Both the Byzantine Empire and the Chinese dynasties of the post-classical era were rich and powerful; but each faced unique problems. Each was ruled by a powerful Emperor, the Byzantine Emperor was head of both church and state; the Chinese Emperor ruled under the Mandate of Heaven. All governmental officials in both answered directly to the Emperor.
The Byzantine Empire with its capital at Constantinople was exceptionally rich and powerful for a number of years after the collapse of the Eastern Empire in 476 C.E. Constantinople was an opulent city modeled after ancient Rome with a Hippodrome for races, circuses, and other athletic events. Byzantine Emperors were at times ostentatious in displaying their wealth; in one instance an Emperor sat on a throne which could be moved up and down to demonstrate his power. Mechanical devices were installed to emulate birds singing and lions roaring and swishing their tails, again to impress visitors. So ostentatious was this display that the term "Byzantine" as an adjective applies to any operation that is convoluted and involves numerous steps to complete. For all its majesty, Byzantium was unable to control its land holdings. Although the Emperor Justinian managed to regain much of the old Roman Empire, his success was short lived. After his death, Islamic forces defeated Byzantine forces at the Battle of Mazinkert, and soon occupied much of Anatolia (present day Turkey.) It was in response to the Islamic threat that the Byzantine Emperor wrote to Pope Urban II asking for assistance which in turn led to the launch of the First Crusade. There was only one notable revolt in Byzantium, this during the reign of Justinian. The revolt was the result of high taxes and destroyed the city but did not bring down the Emperor. Rather than crush the peasants, Justinian rebuilt the city to make it more magnificent than before. His projects included the famous Hagia Sophia, the Church of Holy Wisdom.
At the same time, China was controlled by the Sui and Tang dynasties.
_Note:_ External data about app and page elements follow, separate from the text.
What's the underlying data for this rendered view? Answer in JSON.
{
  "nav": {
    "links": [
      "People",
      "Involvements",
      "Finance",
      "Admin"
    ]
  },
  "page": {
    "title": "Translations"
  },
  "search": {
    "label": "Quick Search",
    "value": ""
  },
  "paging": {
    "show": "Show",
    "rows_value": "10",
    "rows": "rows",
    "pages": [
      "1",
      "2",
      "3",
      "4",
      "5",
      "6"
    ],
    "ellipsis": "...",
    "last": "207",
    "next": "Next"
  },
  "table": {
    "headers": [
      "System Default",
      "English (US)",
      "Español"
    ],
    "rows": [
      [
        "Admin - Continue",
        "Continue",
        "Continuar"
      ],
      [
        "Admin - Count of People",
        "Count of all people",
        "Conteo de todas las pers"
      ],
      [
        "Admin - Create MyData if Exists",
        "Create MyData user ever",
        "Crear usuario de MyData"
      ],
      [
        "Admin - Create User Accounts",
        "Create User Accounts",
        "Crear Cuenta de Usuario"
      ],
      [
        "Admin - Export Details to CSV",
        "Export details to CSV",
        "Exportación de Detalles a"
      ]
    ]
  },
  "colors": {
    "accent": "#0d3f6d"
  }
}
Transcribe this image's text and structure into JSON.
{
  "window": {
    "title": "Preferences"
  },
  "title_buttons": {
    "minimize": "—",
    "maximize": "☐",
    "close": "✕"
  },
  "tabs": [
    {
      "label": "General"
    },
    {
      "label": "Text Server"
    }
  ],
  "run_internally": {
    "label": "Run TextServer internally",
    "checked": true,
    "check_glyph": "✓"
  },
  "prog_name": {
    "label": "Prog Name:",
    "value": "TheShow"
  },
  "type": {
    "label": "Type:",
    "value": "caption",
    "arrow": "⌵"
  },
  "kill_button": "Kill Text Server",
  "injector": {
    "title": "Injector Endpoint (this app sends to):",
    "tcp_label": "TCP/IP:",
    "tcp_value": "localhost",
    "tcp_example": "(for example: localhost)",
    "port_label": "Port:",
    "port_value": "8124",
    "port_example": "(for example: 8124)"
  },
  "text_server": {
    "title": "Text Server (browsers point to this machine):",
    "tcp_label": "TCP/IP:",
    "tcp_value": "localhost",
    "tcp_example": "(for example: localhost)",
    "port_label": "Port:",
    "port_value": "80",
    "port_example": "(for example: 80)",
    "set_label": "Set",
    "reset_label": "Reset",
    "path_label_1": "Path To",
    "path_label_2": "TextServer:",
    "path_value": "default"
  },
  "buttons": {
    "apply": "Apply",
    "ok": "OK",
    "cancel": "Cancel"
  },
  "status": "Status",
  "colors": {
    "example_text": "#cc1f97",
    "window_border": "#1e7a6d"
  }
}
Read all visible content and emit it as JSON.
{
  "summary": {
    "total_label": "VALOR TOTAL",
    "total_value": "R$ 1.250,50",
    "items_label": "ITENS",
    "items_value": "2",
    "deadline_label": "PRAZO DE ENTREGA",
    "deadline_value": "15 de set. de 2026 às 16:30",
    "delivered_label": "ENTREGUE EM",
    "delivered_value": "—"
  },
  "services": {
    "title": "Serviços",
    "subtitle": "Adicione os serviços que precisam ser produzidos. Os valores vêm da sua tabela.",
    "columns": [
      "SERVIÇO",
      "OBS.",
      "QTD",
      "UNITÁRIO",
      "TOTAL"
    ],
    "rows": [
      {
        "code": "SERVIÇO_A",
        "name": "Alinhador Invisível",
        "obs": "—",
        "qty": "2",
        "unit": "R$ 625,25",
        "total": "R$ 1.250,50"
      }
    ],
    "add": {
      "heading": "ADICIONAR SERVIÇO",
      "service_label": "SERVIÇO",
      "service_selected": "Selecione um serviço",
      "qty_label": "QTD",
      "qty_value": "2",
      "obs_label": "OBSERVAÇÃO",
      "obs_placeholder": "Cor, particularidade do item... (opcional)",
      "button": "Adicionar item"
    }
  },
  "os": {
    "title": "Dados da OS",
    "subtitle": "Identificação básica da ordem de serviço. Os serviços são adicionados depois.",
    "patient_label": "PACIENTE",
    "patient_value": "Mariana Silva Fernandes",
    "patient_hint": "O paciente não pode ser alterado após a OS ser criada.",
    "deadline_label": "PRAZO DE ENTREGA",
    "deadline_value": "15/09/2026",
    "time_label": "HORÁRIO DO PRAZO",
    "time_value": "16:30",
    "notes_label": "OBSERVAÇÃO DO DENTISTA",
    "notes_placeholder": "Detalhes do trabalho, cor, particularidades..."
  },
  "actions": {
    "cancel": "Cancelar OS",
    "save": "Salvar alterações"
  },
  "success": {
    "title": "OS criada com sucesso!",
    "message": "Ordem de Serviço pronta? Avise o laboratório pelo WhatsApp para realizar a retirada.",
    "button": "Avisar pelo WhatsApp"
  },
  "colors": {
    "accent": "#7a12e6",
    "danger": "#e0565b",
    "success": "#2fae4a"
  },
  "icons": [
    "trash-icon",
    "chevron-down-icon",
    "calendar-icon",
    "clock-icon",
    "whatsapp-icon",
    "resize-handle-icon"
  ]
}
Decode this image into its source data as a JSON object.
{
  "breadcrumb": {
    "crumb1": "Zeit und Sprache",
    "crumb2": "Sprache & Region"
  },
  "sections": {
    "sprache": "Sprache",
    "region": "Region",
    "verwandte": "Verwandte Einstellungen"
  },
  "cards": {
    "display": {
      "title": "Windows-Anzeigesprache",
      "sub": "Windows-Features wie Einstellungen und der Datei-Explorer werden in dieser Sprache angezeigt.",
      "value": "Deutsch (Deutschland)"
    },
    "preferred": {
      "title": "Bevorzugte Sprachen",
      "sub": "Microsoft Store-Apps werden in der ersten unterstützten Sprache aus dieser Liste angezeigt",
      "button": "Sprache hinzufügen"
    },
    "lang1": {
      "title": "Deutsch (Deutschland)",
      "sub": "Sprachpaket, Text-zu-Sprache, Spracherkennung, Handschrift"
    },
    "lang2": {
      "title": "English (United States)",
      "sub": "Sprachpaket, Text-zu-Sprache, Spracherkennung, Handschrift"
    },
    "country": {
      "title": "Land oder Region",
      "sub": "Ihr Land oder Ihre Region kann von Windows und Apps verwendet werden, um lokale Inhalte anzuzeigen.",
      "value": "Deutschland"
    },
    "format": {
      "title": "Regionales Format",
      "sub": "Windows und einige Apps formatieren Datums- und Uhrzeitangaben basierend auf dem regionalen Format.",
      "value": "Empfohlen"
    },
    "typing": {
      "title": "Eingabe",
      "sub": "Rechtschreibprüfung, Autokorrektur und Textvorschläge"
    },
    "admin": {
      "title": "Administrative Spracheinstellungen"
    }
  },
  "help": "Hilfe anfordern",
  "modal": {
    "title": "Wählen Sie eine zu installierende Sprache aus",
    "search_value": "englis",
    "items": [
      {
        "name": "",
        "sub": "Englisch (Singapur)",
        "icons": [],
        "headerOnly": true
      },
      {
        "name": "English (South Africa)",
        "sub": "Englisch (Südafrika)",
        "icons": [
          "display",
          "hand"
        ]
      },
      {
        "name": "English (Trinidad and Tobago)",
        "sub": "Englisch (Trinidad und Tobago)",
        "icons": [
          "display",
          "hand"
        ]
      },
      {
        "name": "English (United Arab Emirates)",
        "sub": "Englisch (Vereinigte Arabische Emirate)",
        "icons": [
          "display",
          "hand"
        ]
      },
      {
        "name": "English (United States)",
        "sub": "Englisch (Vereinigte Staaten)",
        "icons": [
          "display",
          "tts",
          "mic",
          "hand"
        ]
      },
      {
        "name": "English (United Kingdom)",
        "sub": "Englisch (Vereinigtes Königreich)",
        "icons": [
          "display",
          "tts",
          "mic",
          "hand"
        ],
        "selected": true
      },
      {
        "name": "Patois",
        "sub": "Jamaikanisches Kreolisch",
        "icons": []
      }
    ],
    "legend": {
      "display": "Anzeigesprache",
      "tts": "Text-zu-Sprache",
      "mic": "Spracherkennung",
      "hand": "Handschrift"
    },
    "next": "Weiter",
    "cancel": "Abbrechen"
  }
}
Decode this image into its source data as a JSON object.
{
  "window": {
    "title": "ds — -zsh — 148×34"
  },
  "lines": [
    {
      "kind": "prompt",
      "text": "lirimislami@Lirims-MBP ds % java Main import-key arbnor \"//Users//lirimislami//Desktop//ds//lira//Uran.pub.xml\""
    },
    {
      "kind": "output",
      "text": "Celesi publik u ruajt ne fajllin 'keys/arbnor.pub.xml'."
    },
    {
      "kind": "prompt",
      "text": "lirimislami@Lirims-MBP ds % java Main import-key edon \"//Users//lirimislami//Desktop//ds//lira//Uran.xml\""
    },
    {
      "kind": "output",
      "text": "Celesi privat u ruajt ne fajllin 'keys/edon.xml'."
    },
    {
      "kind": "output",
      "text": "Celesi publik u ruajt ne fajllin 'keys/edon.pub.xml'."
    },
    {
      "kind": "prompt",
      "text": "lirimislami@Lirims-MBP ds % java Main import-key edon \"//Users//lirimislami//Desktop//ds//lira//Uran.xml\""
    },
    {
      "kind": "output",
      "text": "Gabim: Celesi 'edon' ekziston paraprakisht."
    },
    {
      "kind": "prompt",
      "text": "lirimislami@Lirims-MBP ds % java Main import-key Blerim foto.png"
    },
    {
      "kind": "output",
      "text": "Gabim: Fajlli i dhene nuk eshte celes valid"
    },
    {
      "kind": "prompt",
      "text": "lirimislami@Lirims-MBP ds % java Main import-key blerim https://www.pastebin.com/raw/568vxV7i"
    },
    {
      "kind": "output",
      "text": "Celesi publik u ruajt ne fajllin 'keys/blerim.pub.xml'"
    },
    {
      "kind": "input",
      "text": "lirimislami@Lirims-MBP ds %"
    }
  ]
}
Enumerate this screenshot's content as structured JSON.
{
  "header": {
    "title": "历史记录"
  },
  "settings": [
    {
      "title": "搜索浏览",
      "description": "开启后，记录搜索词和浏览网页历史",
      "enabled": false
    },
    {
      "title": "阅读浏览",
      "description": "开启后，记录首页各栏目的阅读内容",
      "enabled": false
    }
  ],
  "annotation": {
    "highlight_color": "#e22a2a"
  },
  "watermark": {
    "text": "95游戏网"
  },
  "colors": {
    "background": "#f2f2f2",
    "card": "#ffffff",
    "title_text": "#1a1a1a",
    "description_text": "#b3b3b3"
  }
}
They engaged in a number of expensive work projects, including the construction of the Grand Canal, which stretched over 1200 miles. This and other public works were expensive, however and were built with forced labor and paid for by expensive taxes on the peasantry who soon revolted. The end result was the assassination of the Sui Emperor, Sui Yangdi and the end of his dynasty. They were followed by the Tang dynasty, which lasted over 300 years. This dynasty provided for equal land distribution under an "open field" system whereby land was distributed according to family needs and the land's fertility. One fifth of the land so distributed was inheritable. Bureaucratic positions were awarded according to a Confucian system of merit rather than inheritance or connections. Tang Emperors managed to extend their Empire as far as Vietnam to the South and the Aral sea to the North. An extensive system of roads and canals was so efficient that a large corps of runners could deliver fresh seafood to the Emperor over a distance of 600 miles in less than nine days. The Empire finally went into decline in 755 C.E. when an incompetent Emperor spent less time on ruling and more on his mistress and music.